## TASK TO CARRY OUT
Read through the listing below and return only the lines containing "Colour".

## DATA SECTION
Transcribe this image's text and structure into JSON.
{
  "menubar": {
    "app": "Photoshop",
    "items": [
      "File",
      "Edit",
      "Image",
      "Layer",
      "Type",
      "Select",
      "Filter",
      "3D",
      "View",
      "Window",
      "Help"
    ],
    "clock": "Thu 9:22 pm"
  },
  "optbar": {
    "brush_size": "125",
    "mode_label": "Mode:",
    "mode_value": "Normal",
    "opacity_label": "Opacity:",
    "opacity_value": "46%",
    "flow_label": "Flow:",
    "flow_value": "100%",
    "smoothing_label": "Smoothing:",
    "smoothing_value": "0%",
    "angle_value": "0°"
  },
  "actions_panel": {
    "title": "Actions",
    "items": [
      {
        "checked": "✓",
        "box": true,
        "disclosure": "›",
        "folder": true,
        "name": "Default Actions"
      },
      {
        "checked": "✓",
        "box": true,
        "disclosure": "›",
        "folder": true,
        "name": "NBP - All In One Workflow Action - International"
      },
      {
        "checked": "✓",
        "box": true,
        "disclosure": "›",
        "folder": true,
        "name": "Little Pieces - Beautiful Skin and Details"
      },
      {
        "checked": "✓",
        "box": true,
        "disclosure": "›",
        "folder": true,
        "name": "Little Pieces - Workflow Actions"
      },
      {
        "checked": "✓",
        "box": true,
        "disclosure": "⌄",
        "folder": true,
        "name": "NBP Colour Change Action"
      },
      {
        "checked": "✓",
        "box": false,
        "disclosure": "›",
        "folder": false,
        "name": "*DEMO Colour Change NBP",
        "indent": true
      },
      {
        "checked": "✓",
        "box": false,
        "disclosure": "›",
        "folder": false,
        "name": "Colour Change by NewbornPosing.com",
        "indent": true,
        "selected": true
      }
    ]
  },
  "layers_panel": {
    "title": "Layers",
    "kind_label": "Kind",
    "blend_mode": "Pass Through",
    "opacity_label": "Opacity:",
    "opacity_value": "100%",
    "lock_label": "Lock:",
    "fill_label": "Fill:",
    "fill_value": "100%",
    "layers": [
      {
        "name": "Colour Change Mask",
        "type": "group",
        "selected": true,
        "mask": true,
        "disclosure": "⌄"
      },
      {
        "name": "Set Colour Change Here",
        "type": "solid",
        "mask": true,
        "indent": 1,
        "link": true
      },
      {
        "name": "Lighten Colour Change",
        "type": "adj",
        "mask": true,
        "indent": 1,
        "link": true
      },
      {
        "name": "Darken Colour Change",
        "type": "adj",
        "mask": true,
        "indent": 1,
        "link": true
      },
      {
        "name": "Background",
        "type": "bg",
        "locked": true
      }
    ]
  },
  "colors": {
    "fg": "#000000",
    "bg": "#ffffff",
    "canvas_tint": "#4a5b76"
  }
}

## SOLVED EXERCISE
        "name": "NBP Colour Change Action"
        "name": "*DEMO Colour Change NBP",
        "name": "Colour Change by NewbornPosing.com",
        "name": "Colour Change Mask",
        "name": "Set Colour Change Here",
        "name": "Lighten Colour Change",
        "name": "Darken Colour Change",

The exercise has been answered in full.